Dataset rows describing interfaces:
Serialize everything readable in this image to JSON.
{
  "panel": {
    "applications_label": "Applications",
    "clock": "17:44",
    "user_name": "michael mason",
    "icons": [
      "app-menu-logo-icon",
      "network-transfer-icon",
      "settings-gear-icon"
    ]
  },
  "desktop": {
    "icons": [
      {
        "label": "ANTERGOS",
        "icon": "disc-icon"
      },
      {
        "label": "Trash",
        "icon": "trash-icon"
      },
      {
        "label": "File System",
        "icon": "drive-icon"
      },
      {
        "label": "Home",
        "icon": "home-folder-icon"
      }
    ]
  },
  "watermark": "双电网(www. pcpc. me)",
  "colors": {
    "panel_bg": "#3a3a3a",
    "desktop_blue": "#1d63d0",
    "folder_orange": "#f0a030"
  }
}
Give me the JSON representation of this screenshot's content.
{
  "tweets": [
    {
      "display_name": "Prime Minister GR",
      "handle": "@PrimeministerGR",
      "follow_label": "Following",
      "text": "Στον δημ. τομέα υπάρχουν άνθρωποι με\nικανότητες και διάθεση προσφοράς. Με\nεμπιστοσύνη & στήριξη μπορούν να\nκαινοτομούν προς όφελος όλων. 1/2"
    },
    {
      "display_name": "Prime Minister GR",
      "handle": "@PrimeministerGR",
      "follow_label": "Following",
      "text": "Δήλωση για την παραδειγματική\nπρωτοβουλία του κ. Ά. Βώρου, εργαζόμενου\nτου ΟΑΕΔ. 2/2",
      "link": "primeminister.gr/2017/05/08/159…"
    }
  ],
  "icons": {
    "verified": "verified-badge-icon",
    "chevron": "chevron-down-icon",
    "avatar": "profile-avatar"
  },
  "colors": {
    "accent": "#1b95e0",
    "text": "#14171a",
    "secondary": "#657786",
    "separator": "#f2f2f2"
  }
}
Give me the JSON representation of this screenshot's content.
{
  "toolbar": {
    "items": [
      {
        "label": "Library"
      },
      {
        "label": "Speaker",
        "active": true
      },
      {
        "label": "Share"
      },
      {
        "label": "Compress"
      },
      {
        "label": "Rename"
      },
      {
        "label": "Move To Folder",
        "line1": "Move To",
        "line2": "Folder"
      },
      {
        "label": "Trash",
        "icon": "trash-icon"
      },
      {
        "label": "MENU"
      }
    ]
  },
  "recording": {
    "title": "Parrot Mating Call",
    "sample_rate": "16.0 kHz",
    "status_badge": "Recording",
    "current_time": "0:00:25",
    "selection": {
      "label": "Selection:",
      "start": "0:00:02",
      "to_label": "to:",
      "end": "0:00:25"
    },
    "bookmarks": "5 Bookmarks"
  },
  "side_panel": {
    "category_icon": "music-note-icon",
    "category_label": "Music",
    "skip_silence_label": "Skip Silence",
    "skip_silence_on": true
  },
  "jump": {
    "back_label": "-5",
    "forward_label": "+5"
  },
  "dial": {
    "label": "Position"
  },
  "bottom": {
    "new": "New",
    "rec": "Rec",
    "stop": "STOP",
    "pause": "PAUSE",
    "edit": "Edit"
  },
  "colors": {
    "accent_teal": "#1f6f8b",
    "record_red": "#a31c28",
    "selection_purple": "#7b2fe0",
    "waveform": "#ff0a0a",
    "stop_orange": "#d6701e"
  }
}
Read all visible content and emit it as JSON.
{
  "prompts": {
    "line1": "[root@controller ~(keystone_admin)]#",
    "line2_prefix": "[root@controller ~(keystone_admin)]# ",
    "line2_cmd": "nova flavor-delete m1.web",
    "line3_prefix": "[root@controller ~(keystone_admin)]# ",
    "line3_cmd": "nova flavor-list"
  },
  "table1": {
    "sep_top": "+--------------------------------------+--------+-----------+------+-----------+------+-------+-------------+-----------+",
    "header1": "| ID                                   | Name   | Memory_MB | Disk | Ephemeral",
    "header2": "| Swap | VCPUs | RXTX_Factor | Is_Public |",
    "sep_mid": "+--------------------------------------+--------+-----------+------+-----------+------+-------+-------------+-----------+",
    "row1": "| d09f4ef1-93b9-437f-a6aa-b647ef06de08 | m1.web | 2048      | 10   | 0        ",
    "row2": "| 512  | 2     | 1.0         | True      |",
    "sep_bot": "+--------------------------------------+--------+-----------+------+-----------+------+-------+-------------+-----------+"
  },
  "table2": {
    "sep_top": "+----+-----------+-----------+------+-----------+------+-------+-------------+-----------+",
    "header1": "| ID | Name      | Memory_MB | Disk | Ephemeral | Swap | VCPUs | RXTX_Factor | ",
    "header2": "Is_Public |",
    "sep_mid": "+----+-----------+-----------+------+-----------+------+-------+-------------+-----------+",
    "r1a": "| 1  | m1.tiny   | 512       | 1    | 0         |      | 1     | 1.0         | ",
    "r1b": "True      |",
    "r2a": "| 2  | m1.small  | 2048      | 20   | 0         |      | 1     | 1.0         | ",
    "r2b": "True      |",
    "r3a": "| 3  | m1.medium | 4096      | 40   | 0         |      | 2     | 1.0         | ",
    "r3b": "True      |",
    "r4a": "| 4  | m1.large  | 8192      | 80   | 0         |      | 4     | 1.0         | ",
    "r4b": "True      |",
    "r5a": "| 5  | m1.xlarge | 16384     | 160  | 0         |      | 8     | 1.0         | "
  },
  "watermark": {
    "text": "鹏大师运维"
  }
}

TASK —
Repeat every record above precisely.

RESPONSE BOX —
Serialize everything readable in this image to JSON.
{
  "panel": {
    "applications_label": "Applications",
    "clock": "17:44",
    "user_name": "michael mason",
    "icons": [
      "app-menu-logo-icon",
      "network-transfer-icon",
      "settings-gear-icon"
    ]
  },
  "desktop": {
    "icons": [
      {
        "label": "ANTERGOS",
        "icon": "disc-icon"
      },
      {
        "label": "Trash",
        "icon": "trash-icon"
      },
      {
        "label": "File System",
        "icon": "drive-icon"
      },
      {
        "label": "Home",
        "icon": "home-folder-icon"
      }
    ]
  },
  "watermark": "双电网(www. pcpc. me)",
  "colors": {
    "panel_bg": "#3a3a3a",
    "desktop_blue": "#1d63d0",
    "folder_orange": "#f0a030"
  }
}
Give me the JSON representation of this screenshot's content.
{
  "tweets": [
    {
      "display_name": "Prime Minister GR",
      "handle": "@PrimeministerGR",
      "follow_label": "Following",
      "text": "Στον δημ. τομέα υπάρχουν άνθρωποι με\nικανότητες και διάθεση προσφοράς. Με\nεμπιστοσύνη & στήριξη μπορούν να\nκαινοτομούν προς όφελος όλων. 1/2"
    },
    {
      "display_name": "Prime Minister GR",
      "handle": "@PrimeministerGR",
      "follow_label": "Following",
      "text": "Δήλωση για την παραδειγματική\nπρωτοβουλία του κ. Ά. Βώρου, εργαζόμενου\nτου ΟΑΕΔ. 2/2",
      "link": "primeminister.gr/2017/05/08/159…"
    }
  ],
  "icons": {
    "verified": "verified-badge-icon",
    "chevron": "chevron-down-icon",
    "avatar": "profile-avatar"
  },
  "colors": {
    "accent": "#1b95e0",
    "text": "#14171a",
    "secondary": "#657786",
    "separator": "#f2f2f2"
  }
}
Give me the JSON representation of this screenshot's content.
{
  "toolbar": {
    "items": [
      {
        "label": "Library"
      },
      {
        "label": "Speaker",
        "active": true
      },
      {
        "label": "Share"
      },
      {
        "label": "Compress"
      },
      {
        "label": "Rename"
      },
      {
        "label": "Move To Folder",
        "line1": "Move To",
        "line2": "Folder"
      },
      {
        "label": "Trash",
        "icon": "trash-icon"
      },
      {
        "label": "MENU"
      }
    ]
  },
  "recording": {
    "title": "Parrot Mating Call",
    "sample_rate": "16.0 kHz",
    "status_badge": "Recording",
    "current_time": "0:00:25",
    "selection": {
      "label": "Selection:",
      "start": "0:00:02",
      "to_label": "to:",
      "end": "0:00:25"
    },
    "bookmarks": "5 Bookmarks"
  },
  "side_panel": {
    "category_icon": "music-note-icon",
    "category_label": "Music",
    "skip_silence_label": "Skip Silence",
    "skip_silence_on": true
  },
  "jump": {
    "back_label": "-5",
    "forward_label": "+5"
  },
  "dial": {
    "label": "Position"
  },
  "bottom": {
    "new": "New",
    "rec": "Rec",
    "stop": "STOP",
    "pause": "PAUSE",
    "edit": "Edit"
  },
  "colors": {
    "accent_teal": "#1f6f8b",
    "record_red": "#a31c28",
    "selection_purple": "#7b2fe0",
    "waveform": "#ff0a0a",
    "stop_orange": "#d6701e"
  }
}
Read all visible content and emit it as JSON.
{
  "prompts": {
    "line1": "[root@controller ~(keystone_admin)]#",
    "line2_prefix": "[root@controller ~(keystone_admin)]# ",
    "line2_cmd": "nova flavor-delete m1.web",
    "line3_prefix": "[root@controller ~(keystone_admin)]# ",
    "line3_cmd": "nova flavor-list"
  },
  "table1": {
    "sep_top": "+--------------------------------------+--------+-----------+------+-----------+------+-------+-------------+-----------+",
    "header1": "| ID                                   | Name   | Memory_MB | Disk | Ephemeral",
    "header2": "| Swap | VCPUs | RXTX_Factor | Is_Public |",
    "sep_mid": "+--------------------------------------+--------+-----------+------+-----------+------+-------+-------------+-----------+",
    "row1": "| d09f4ef1-93b9-437f-a6aa-b647ef06de08 | m1.web | 2048      | 10   | 0        ",
    "row2": "| 512  | 2     | 1.0         | True      |",
    "sep_bot": "+--------------------------------------+--------+-----------+------+-----------+------+-------+-------------+-----------+"
  },
  "table2": {
    "sep_top": "+----+-----------+-----------+------+-----------+------+-------+-------------+-----------+",
    "header1": "| ID | Name      | Memory_MB | Disk | Ephemeral | Swap | VCPUs | RXTX_Factor | ",
    "header2": "Is_Public |",
    "sep_mid": "+----+-----------+-----------+------+-----------+------+-------+-------------+-----------+",
    "r1a": "| 1  | m1.tiny   | 512       | 1    | 0         |      | 1     | 1.0         | ",
    "r1b": "True      |",
    "r2a": "| 2  | m1.small  | 2048      | 20   | 0         |      | 1     | 1.0         | ",
    "r2b": "True      |",
    "r3a": "| 3  | m1.medium | 4096      | 40   | 0         |      | 2     | 1.0         | ",
    "r3b": "True      |",
    "r4a": "| 4  | m1.large  | 8192      | 80   | 0         |      | 4     | 1.0         | ",
    "r4b": "True      |",
    "r5a": "| 5  | m1.xlarge | 16384     | 160  | 0         |      | 8     | 1.0         | "
  },
  "watermark": {
    "text": "鹏大师运维"
  }
}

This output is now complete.